I believe that it is fair to say that Ebay US is the predominant market maker in Chinese Pandas. Given this and presuming that most Panda coins were minted for export and currently reside outside China (mostly in the US):

Panda Whereabouts

http://china-mint.info/forum/index.php?topic=1421.0

then the US must be the presumed leader with regard to the Panda and grading market. These topics also enter the picture:

Are Too Many Pandas Being Graded? (This topic):

http://china-mint.info/forum/index.php?topic=2758.0

Graded Coins in China:

http://china-mint.info/forum/index.php?topic=1262.0

China Dealer Coin Supply:

http://china-mint.info/forum/index.php?topic=2176.0

This brief analysis is not intended to be a thorough research of the issues but is a quick thumbnail update of a number of previously posed questions. Any conclusions drawn from it must be viewed with a cautionary eye.

Currently on Ebay US there are about 3800 listings under the search title of "panda" in the "coins and paper money" category. We can subtract about 400 items that are not actually coins/medals i.e. COA`s, boxes, 1 gram items, replicas, art rounds etc., leaving us with approximately 3400 coins/medals.
By plugging in MS and PF designations (graded coins of which there are about 1700) we derive that 50% of the pandas appearing on Ebay US are graded. Over the past year, two years and particularly 3 years this figure has grown continually and significantly (there were few graded pandas 4-5 years ago). The predominant Ebay US dealers located in China currently are Xuhong and Naomi01225. Xuhong has about 325 pandas listed (net of non coin items and Naomi01225 has about 85. Xu`s inventory contains only 9% graded coins and Naomi has none, or a combined 7+% in inventory for Chinese dealers. If we can assume that most (if not all) of Chinese dealer`s inventory on Ebay US was acquired within China then what do the comparative percentages of 50 vs 7 mean?

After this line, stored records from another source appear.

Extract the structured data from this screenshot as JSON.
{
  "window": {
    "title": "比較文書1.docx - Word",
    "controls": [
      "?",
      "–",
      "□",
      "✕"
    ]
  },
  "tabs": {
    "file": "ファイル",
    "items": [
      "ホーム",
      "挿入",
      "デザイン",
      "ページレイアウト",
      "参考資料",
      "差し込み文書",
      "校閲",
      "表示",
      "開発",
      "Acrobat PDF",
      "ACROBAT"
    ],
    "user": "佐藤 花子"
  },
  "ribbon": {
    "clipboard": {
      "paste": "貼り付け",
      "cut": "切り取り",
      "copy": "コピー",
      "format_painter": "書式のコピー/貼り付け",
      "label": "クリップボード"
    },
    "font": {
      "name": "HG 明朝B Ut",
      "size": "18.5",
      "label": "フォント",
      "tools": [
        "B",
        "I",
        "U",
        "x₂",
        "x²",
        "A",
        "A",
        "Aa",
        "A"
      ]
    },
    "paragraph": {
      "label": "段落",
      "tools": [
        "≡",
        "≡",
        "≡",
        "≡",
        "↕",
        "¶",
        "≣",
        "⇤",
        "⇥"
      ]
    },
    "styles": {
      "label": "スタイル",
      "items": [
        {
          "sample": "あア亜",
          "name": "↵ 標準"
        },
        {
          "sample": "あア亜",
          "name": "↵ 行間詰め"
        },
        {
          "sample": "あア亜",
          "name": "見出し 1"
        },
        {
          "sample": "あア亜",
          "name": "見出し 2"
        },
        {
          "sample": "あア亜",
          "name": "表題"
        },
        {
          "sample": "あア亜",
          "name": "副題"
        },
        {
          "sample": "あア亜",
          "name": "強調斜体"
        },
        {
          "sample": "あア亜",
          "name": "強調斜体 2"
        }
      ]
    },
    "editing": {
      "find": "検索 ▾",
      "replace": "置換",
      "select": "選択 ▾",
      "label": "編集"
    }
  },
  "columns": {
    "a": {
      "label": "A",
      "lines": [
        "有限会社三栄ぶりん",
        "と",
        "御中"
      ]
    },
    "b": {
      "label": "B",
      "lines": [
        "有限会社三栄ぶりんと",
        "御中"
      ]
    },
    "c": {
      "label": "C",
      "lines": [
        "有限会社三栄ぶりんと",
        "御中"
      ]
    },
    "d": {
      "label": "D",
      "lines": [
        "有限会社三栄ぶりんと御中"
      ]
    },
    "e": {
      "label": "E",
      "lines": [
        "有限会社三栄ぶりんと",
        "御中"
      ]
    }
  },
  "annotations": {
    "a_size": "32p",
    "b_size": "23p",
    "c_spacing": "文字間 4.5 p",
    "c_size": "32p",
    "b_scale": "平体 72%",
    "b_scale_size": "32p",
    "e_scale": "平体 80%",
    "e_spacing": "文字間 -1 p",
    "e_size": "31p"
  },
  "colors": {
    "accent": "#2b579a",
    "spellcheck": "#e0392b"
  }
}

Are most quality coins in the US being processed through NGC/PCGS and quickly brought to market because of the value differential? Do US panda owners presumed preference for graded coins translate into where the worldwide market is heading? Why are there only 7% graded coins in China dealers` inventory and will this increase? How many quality non graded pandas in their original packaging still exist outside China and how will this affect their future prices?

When scrolling through the new Panda listings on Ebay US the number of graded coins continue to increase and the number of ungraded coins continues to decrease (particularly pre 2000 coins) In general, the premium for graded coins over ungraded coins in OMP appears to be narrowing.

Given the changes which have occurred and the fact that these questions continue to be debated on CCF this is where we currently stand on the basic questions of "are too many pandas being graded' and "how well received are graded coins in China" All must draw their own conclusions and from the concensus the future of the market will evolve.